Common Misconceptions about Battering
There are a number of misconceptions about domestic violence that aid in society’s denial of the problem. Most of these focus on blaming survivors for the violence instead of addressing the issue of why individuals abuse their partners. Some of the most common misconceptions include:
Myth: The survivor, through their actions or behaviors, provokes the violence.
Fact: The use of violence has little to do with the survivor’s behavior and everything to do with the partner’s need to control others, their choice to use physical force, their own attitudes and expectations about male/female roles, and the lack of negative consequences they experience from their use of violence. If you are being abused, you have probably been told, at one time or another, that you do things which “cause” them to be violent. Remember, regardless of your behavior, it is your partner’s choice and decision to use violence. Blaming you for their actions is just one of the ways they will deny responsibility for the abuse.
Myth: Individuals who stay in abusive relationships are asking to be beaten, and therefore must “enjoy the abuse.”
Fact: This myth is especially insulting to someone who is being abused. No one wants to be beaten and, in fact, many individuals do leave. The reasons an individual may remain in an abusive relationship are varied and complex. It may be out of economic necessity, they may hope the abuse will end, or they may have religious beliefs or values about marriage and parenthood which make it difficult for them to leave. Most survivors are also threatened with severe harm to themselves or their children if they attempt to leave. This danger is real.
Myth: Domestic violence is caused by external factors or events, such as job stress, financial problems and alcohol/drug use.
Fact: The truth is while some or all of these factors may be present in an abusive relationship, none, separately or together, are the cause of your partner’s violence. However, they are often used as convenient excuses for the abuse. It is important to know that by eliminating alcohol/drug use or minimizing the amount of stress in your relationship or in the abuser’s environment will rarely stop the abuse.

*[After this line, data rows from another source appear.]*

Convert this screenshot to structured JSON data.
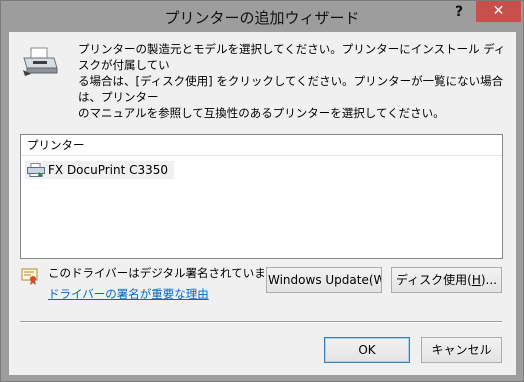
{
  "window": {
    "title": "プリンターの追加ウィザード",
    "help_label": "?",
    "close_label": "✕"
  },
  "instructions": {
    "line1": "プリンターの製造元とモデルを選択してください。プリンターにインストール ディスクが付属してい",
    "line2": "る場合は、[ディスク使用] をクリックしてください。プリンターが一覧にない場合は、プリンター",
    "line3": "のマニュアルを参照して互換性のあるプリンターを選択してください。"
  },
  "printer_list": {
    "header": "プリンター",
    "items": [
      {
        "label": "FX DocuPrint C3350",
        "icon": "printer-small-icon"
      }
    ]
  },
  "signature": {
    "status_text": "このドライバーはデジタル署名されています。",
    "link_text": "ドライバーの署名が重要な理由"
  },
  "buttons": {
    "windows_update": "Windows Update(W",
    "disk_prefix": "ディスク使用(",
    "disk_key": "H",
    "disk_suffix": ")...",
    "ok": "OK",
    "cancel": "キャンセル"
  },
  "colors": {
    "title_bar": "#9d9d9d",
    "close_button": "#c7504c",
    "dialog_background": "#f0f0f0",
    "link": "#0066cc"
  }
}
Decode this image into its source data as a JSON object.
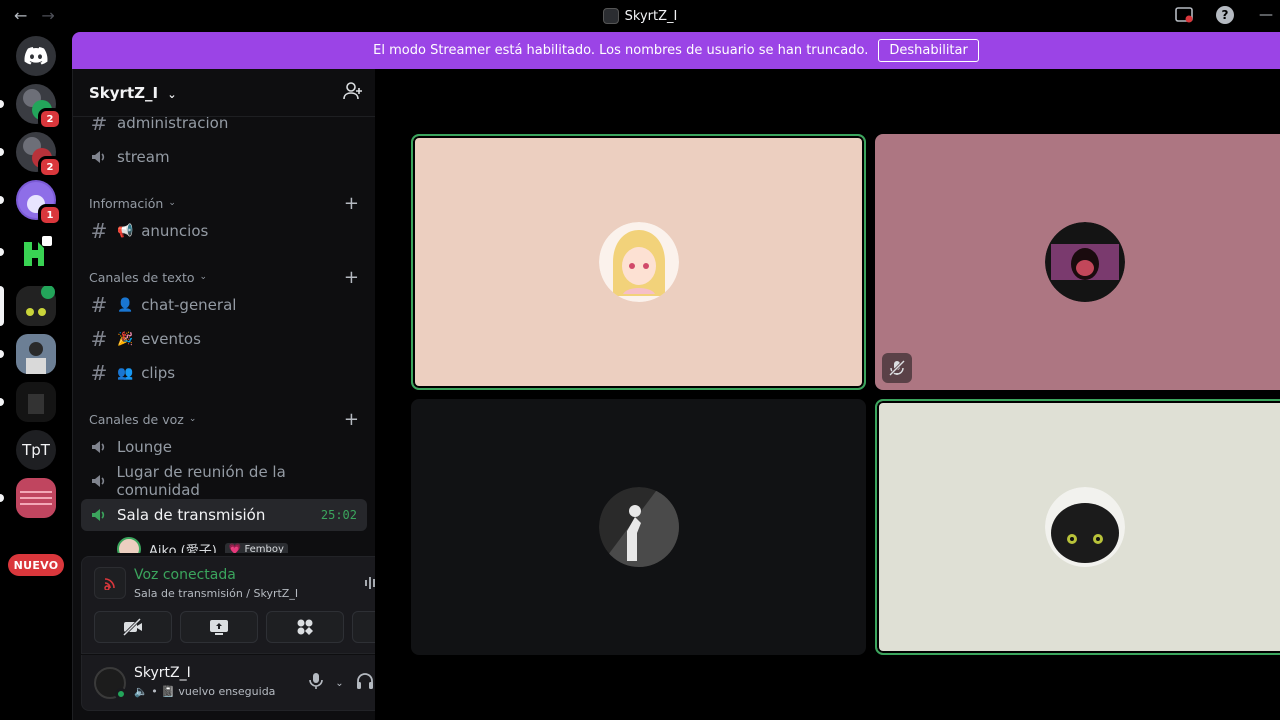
{
  "window": {
    "title": "SkyrtZ_I"
  },
  "banner": {
    "text": "El modo Streamer está habilitado. Los nombres de usuario se han truncado.",
    "button": "Deshabilitar"
  },
  "guilds": {
    "badges": [
      "2",
      "2",
      "1"
    ],
    "tpt_label": "TpT",
    "new_label": "NUEVO"
  },
  "server": {
    "name": "SkyrtZ_I"
  },
  "channels": {
    "top": [
      {
        "name": "administracion",
        "type": "text"
      },
      {
        "name": "stream",
        "type": "stage"
      }
    ],
    "categories": [
      {
        "name": "Información",
        "items": [
          {
            "emoji": "📢",
            "name": "anuncios"
          }
        ]
      },
      {
        "name": "Canales de texto",
        "items": [
          {
            "emoji": "👤",
            "name": "chat-general"
          },
          {
            "emoji": "🎉",
            "name": "eventos"
          },
          {
            "emoji": "👥",
            "name": "clips"
          }
        ]
      },
      {
        "name": "Canales de voz",
        "items": [
          {
            "name": "Lounge"
          },
          {
            "name": "Lugar de reunión de la comunidad"
          },
          {
            "name": "Sala de transmisión",
            "timer": "25:02"
          }
        ]
      }
    ],
    "voice_user": {
      "name": "Aiko (愛子)",
      "tag": "💗 Femboy"
    }
  },
  "voice_panel": {
    "title": "Voz conectada",
    "subtitle": "Sala de transmisión / SkyrtZ_I"
  },
  "user": {
    "name": "SkyrtZ_I",
    "status": "vuelvo enseguida"
  },
  "colors": {
    "accent": "#9b44e6",
    "speaking": "#3ba55d",
    "tile1": "#eccfc0",
    "tile2": "#ad7682",
    "tile3": "#111214",
    "tile4": "#dfe0d5"
  },
  "tiles": [
    {
      "user": "tile-user-1",
      "muted": false,
      "speaking": true
    },
    {
      "user": "tile-user-2",
      "muted": true,
      "speaking": false
    },
    {
      "user": "tile-user-3",
      "muted": false,
      "speaking": false
    },
    {
      "user": "tile-user-4",
      "muted": false,
      "speaking": true
    }
  ]
}
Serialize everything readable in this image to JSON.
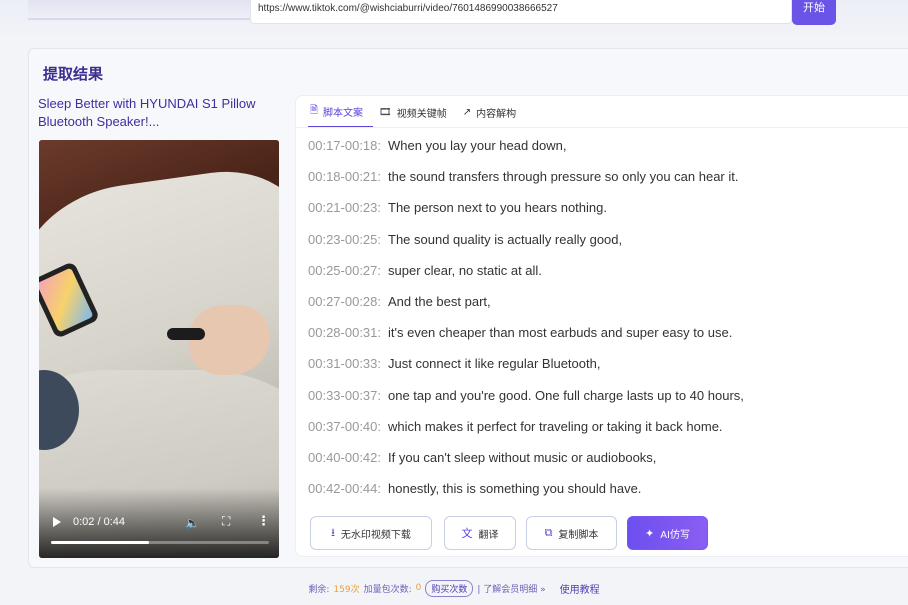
{
  "search": {
    "url_value": "https://www.tiktok.com/@wishciaburri/video/7601486990038666527",
    "start_label": "开始"
  },
  "panel": {
    "title": "提取结果",
    "video_title": "Sleep Better with HYUNDAI S1 Pillow Bluetooth Speaker!...",
    "player": {
      "time": "0:02 / 0:44",
      "progress_fraction": 0.45
    }
  },
  "tabs": [
    {
      "label": "脚本文案",
      "icon": "document-icon",
      "active": true
    },
    {
      "label": "视频关键帧",
      "icon": "film-icon",
      "active": false
    },
    {
      "label": "内容解构",
      "icon": "trend-icon",
      "active": false
    }
  ],
  "transcript": [
    {
      "time": "00:17-00:18:",
      "text": "When you lay your head down,"
    },
    {
      "time": "00:18-00:21:",
      "text": "the sound transfers through pressure so only you can hear it."
    },
    {
      "time": "00:21-00:23:",
      "text": "The person next to you hears nothing."
    },
    {
      "time": "00:23-00:25:",
      "text": "The sound quality is actually really good,"
    },
    {
      "time": "00:25-00:27:",
      "text": "super clear, no static at all."
    },
    {
      "time": "00:27-00:28:",
      "text": "And the best part,"
    },
    {
      "time": "00:28-00:31:",
      "text": "it's even cheaper than most earbuds and super easy to use."
    },
    {
      "time": "00:31-00:33:",
      "text": "Just connect it like regular Bluetooth,"
    },
    {
      "time": "00:33-00:37:",
      "text": "one tap and you're good. One full charge lasts up to 40 hours,"
    },
    {
      "time": "00:37-00:40:",
      "text": "which makes it perfect for traveling or taking it back home."
    },
    {
      "time": "00:40-00:42:",
      "text": "If you can't sleep without music or audiobooks,"
    },
    {
      "time": "00:42-00:44:",
      "text": "honestly, this is something you should have."
    }
  ],
  "actions": {
    "download": "无水印视频下载",
    "translate": "翻译",
    "copy": "复制脚本",
    "ai": "AI仿写"
  },
  "footer": {
    "remaining_label": "剩余:",
    "remaining_value": "159次",
    "pack_label": "加量包次数:",
    "pack_value": "0",
    "buy": "购买次数",
    "member": "| 了解会员明细 »",
    "help": "使用教程"
  },
  "colors": {
    "accent": "#5b45d8",
    "primary_button": "#6d4ff0",
    "orange": "#e8a23a"
  }
}
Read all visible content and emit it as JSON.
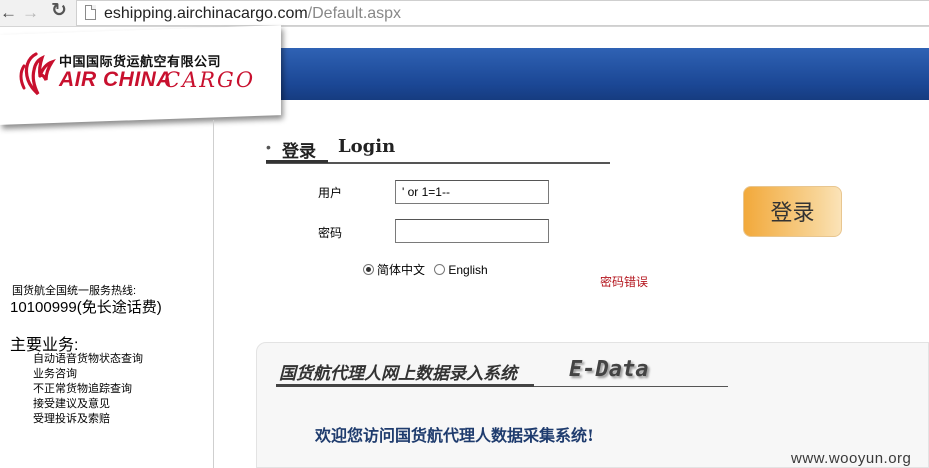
{
  "browser": {
    "back_icon": "arrow-left-icon",
    "forward_icon": "arrow-right-icon",
    "reload_icon": "reload-icon",
    "page_icon": "page-icon",
    "url_host": "eshipping.airchinacargo.com",
    "url_path": "/Default.aspx"
  },
  "logo": {
    "cn": "中国国际货运航空有限公司",
    "en_air": "AIR CHINA",
    "en_cargo": "CARGO",
    "brand_color": "#c8102e"
  },
  "header": {
    "band_color": "#1f4d9c"
  },
  "sidebar": {
    "hotline_label": "国货航全国统一服务热线:",
    "hotline_number": "10100999(免长途话费)",
    "business_title": "主要业务:",
    "business_items": [
      "自动语音货物状态查询",
      "业务咨询",
      "不正常货物追踪查询",
      "接受建议及意见",
      "受理投诉及索赔"
    ]
  },
  "login": {
    "bullet": "•",
    "title_cn": "登录",
    "title_en": "Login",
    "user_label": "用户",
    "user_value": "' or 1=1--",
    "password_label": "密码",
    "password_value": "",
    "lang_options": [
      {
        "label": "简体中文",
        "checked": true
      },
      {
        "label": "English",
        "checked": false
      }
    ],
    "error_message": "密码错误",
    "button_label": "登录"
  },
  "edata": {
    "title_cn": "国货航代理人网上数据录入系统",
    "title_en": "E-Data",
    "welcome": "欢迎您访问国货航代理人数据采集系统!"
  },
  "watermark": "www.wooyun.org"
}
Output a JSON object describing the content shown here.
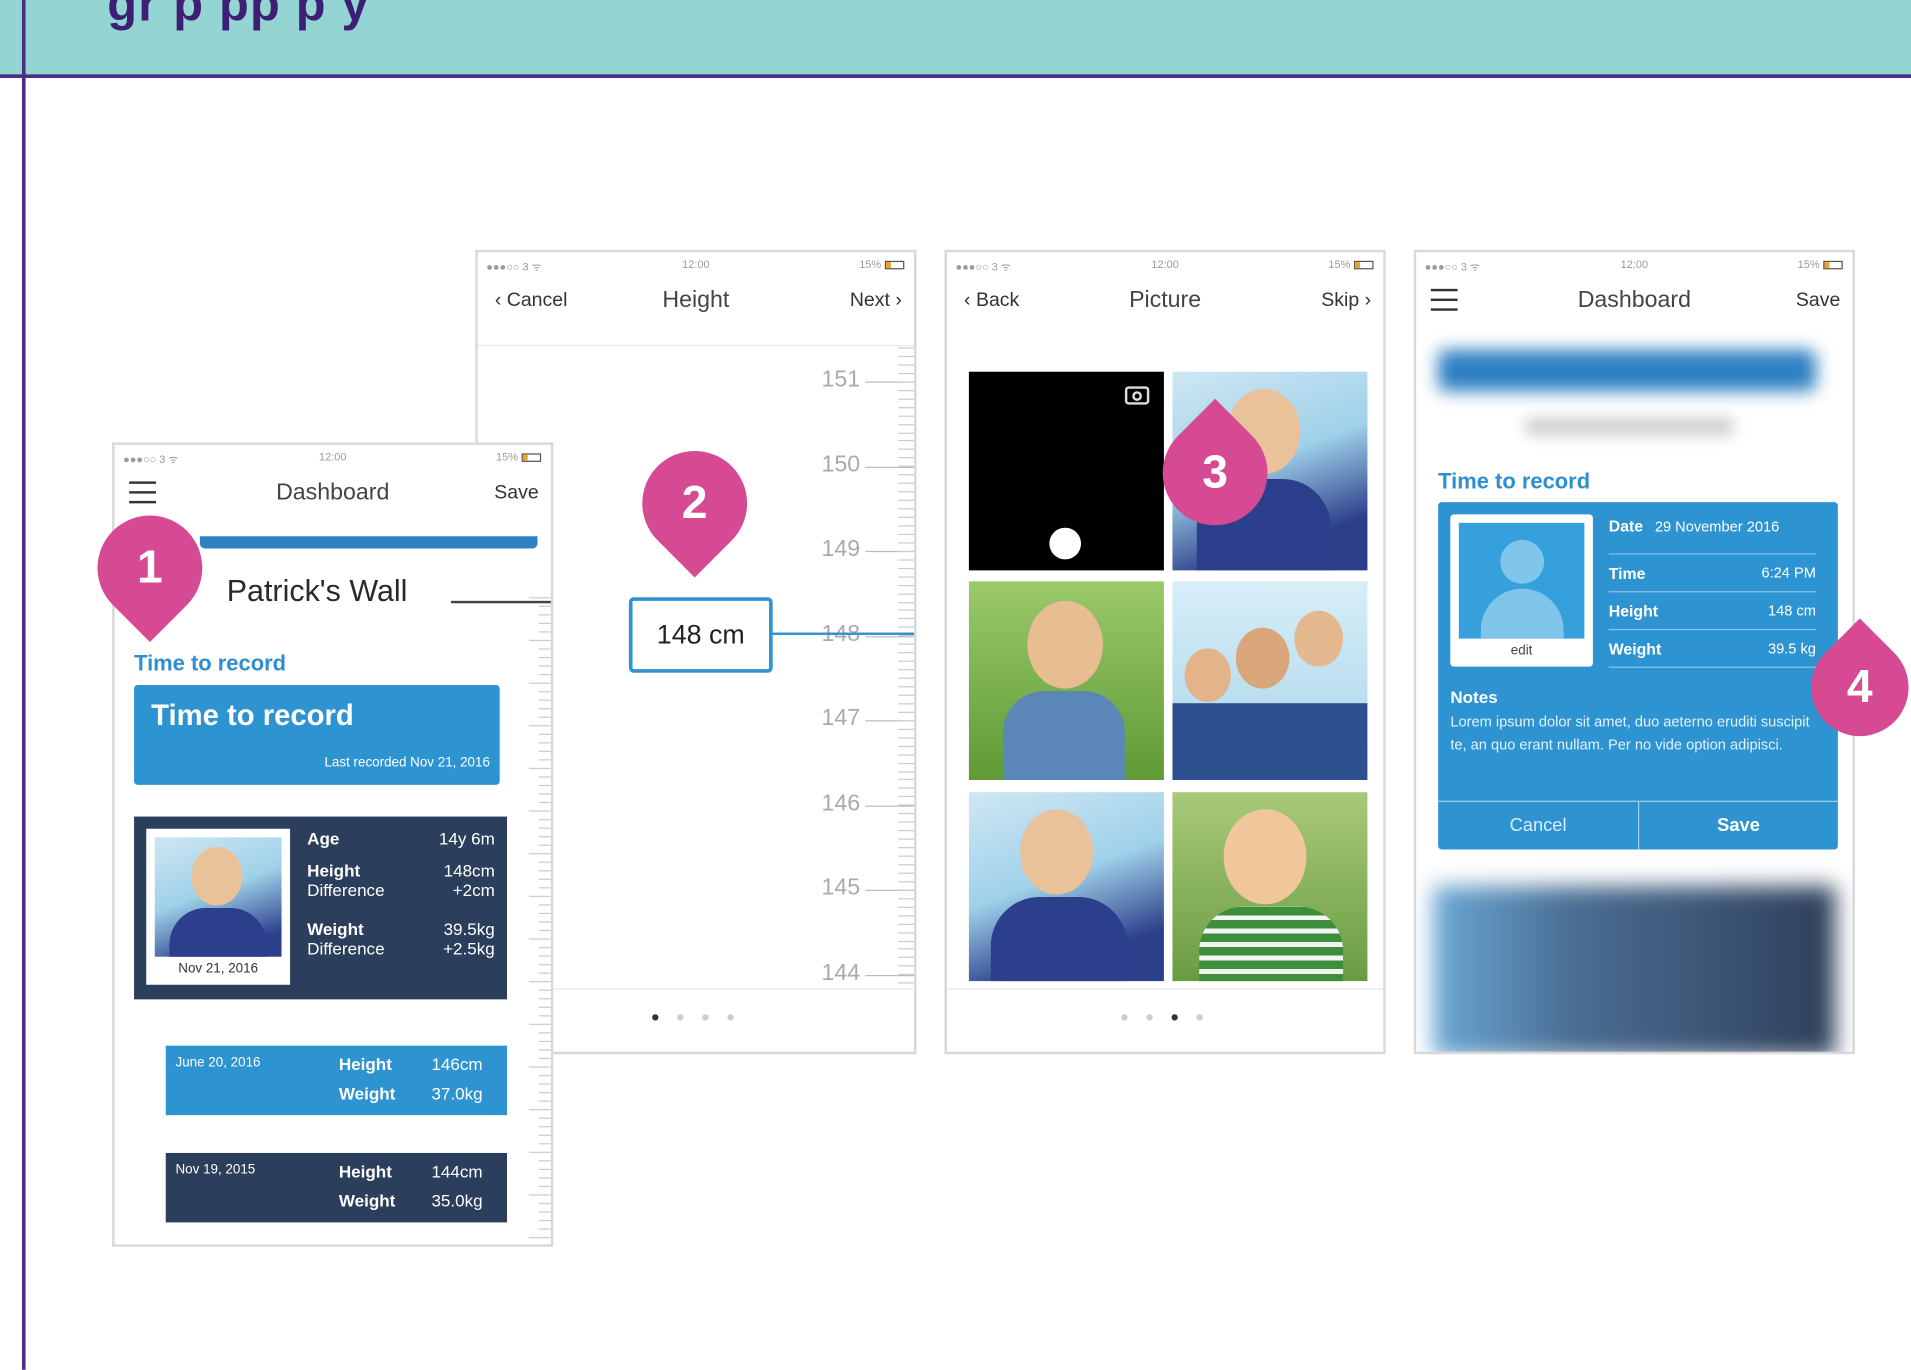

Myth: Batterers are “out of control” and/or just have a problem expressing anger.
Fact: Abusers often report they “just have a bad temper” and temporarily “lost control” during the assault. In reality, however, most abusers control their use of violence quite well. They are usually NOT physically violent towards you in the presence of others, nor are they abusive to their boss, their friends, or their neighbors. They only use violence against their partners or their children in the privacy of their own home. They choose the time, place and people they will abuse.
Remember, violence is a learned behavior. Your partner uses it to control you and to get a variety of their needs met. This is not being out of control. Rather, it is exerting control.
Myth: Abuse does not affect the children in the family. Usually, they do not even know it is happening.
Fact: Abuse can have a devastating impact on children. Children usually have a very accurate perception of what is happening, even at a very early age.
There are certainly other myths that perpetuate violence against survivors by minimizing the seriousness of the situation and focusing on the survivor’s behavior instead of the abuser’s choice to use violence. If you have believed in these myths, you have probably been torn between your need for safety and the desire to preserve your relationship. Keep in mind an abuser will encourage a belief in these myths so the responsibility for the abuse will not be placed with them.